▶ Problem to work on
Find the lines holding the string "content" in the data, then copy all of them.

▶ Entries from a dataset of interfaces
::::::::::
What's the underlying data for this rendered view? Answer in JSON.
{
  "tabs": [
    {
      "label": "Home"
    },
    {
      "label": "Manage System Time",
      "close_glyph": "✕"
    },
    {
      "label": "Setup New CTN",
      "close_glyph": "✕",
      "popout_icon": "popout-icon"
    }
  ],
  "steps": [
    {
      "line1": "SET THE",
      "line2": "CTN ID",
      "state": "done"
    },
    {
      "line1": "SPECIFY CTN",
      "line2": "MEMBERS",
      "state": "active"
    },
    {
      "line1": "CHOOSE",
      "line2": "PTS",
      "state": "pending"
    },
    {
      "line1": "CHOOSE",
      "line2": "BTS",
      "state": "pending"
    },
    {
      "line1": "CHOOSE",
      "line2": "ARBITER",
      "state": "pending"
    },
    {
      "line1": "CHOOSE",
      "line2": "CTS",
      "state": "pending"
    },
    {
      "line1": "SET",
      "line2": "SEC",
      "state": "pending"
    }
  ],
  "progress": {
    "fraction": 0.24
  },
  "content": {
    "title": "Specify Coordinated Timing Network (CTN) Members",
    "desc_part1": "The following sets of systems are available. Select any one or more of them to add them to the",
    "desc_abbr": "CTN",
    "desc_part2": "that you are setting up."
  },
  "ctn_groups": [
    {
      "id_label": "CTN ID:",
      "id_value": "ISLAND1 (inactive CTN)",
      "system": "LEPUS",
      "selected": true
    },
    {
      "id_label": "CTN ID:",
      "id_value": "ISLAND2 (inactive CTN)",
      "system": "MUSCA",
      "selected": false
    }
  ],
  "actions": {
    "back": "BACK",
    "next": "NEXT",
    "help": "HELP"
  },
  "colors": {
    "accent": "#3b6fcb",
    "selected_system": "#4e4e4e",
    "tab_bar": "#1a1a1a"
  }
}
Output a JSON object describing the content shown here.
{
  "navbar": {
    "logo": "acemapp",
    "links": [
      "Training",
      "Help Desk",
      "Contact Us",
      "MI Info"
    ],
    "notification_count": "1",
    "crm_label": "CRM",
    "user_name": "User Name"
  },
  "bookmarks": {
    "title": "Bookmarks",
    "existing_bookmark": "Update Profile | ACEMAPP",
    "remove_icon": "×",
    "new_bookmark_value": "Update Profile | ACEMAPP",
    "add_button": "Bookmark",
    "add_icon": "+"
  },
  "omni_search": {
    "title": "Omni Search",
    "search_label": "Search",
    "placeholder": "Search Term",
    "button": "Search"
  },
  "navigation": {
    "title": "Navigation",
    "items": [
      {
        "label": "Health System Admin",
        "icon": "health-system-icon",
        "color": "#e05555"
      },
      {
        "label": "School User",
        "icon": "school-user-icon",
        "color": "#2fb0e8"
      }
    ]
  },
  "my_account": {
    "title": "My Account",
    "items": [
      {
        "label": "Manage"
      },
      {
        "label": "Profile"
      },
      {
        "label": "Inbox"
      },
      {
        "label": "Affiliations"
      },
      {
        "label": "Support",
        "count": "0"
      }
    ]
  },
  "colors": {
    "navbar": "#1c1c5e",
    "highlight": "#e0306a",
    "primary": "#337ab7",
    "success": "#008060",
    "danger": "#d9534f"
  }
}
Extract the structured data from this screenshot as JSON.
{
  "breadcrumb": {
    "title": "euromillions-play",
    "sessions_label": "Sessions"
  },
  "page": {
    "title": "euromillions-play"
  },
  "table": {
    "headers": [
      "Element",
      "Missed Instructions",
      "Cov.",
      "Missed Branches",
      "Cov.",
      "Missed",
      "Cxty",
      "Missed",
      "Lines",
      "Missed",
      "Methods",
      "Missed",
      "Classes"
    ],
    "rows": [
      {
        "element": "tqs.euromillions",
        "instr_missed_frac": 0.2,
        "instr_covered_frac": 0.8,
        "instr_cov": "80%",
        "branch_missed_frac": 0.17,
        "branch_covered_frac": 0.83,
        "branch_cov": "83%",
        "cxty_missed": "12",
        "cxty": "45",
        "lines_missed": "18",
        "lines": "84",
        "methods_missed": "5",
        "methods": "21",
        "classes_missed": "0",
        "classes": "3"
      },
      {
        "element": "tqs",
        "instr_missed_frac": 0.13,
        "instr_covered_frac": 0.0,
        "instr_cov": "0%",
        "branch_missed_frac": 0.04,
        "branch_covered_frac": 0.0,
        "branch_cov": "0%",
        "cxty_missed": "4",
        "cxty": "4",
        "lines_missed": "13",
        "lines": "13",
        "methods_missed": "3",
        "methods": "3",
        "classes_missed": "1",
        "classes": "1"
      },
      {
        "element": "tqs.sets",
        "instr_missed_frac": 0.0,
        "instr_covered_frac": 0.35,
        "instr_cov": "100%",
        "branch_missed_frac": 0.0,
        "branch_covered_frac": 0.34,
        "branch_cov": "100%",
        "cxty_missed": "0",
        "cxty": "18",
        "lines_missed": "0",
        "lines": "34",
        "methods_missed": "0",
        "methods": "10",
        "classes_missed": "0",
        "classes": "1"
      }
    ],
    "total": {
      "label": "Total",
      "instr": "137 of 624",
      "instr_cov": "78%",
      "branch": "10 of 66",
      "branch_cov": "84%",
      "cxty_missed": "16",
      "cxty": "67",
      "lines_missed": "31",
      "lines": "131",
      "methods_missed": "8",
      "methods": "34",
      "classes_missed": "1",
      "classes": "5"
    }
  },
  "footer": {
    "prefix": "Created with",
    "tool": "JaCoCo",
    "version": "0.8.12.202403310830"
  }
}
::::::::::
▶ Response area
  "content": {
Output a JSON object describing the content shown here.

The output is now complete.